(Dataset rows for apps and sites)

================================

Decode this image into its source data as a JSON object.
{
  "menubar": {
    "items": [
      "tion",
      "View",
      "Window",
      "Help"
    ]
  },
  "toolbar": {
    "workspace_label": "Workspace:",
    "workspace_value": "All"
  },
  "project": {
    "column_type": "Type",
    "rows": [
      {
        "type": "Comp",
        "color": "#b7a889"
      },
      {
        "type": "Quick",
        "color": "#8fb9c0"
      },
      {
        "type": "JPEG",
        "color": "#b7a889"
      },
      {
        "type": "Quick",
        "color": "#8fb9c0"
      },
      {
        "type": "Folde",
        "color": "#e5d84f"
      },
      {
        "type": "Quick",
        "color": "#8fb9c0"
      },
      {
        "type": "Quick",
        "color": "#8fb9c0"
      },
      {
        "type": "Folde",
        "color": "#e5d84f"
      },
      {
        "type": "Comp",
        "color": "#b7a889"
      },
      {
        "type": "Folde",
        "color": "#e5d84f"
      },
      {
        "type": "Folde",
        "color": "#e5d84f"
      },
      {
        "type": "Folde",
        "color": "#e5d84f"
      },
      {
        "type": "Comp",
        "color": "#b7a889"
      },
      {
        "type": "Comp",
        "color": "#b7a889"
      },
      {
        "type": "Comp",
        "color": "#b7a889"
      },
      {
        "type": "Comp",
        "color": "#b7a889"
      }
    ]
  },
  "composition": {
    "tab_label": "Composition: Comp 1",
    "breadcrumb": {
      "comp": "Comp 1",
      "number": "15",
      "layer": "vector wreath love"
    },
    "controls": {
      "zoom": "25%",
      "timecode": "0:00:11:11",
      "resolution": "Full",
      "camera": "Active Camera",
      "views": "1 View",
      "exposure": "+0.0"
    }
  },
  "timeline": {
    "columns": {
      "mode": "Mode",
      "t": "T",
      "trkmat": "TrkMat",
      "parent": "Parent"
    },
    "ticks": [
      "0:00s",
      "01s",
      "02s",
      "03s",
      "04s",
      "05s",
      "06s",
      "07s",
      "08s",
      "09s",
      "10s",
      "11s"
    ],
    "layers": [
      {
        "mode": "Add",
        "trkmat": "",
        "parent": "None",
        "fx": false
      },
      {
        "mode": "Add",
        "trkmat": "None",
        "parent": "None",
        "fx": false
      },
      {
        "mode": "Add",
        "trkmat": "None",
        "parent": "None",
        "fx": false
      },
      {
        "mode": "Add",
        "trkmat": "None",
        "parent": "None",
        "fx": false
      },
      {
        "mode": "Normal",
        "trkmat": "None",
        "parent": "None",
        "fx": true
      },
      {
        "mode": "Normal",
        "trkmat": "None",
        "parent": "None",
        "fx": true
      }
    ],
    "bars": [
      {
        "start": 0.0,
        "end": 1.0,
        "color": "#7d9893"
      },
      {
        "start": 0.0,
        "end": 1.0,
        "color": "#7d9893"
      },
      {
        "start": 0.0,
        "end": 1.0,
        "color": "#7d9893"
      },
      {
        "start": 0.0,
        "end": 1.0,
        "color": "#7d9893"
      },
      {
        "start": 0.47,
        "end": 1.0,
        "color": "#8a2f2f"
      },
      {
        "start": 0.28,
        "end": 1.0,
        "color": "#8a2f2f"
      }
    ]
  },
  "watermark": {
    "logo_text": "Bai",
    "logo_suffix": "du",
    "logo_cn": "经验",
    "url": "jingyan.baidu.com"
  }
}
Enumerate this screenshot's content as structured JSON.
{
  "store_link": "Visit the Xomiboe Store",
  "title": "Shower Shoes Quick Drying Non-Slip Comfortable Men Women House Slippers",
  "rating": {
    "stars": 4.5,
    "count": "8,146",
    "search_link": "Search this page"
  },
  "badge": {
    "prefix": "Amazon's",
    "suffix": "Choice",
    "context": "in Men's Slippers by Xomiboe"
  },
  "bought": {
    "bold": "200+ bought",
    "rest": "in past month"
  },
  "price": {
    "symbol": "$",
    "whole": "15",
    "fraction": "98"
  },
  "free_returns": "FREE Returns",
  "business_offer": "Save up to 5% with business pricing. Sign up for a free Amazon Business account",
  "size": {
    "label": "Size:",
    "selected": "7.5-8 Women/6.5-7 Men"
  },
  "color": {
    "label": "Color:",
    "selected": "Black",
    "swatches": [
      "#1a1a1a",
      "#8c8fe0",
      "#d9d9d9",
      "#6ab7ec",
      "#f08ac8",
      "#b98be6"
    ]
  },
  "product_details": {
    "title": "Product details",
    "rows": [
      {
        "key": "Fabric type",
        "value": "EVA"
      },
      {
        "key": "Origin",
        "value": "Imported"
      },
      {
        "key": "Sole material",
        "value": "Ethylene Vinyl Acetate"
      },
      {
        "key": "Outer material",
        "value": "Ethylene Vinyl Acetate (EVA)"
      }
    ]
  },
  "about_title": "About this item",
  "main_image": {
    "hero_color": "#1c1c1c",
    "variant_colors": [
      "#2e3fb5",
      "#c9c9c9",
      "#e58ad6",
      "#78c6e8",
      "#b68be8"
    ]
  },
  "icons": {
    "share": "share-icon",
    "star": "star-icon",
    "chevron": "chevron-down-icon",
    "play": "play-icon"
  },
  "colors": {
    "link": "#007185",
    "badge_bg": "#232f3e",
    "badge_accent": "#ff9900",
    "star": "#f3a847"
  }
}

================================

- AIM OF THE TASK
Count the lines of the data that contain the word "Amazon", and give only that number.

- SOLUTION FOR THIS TASK
2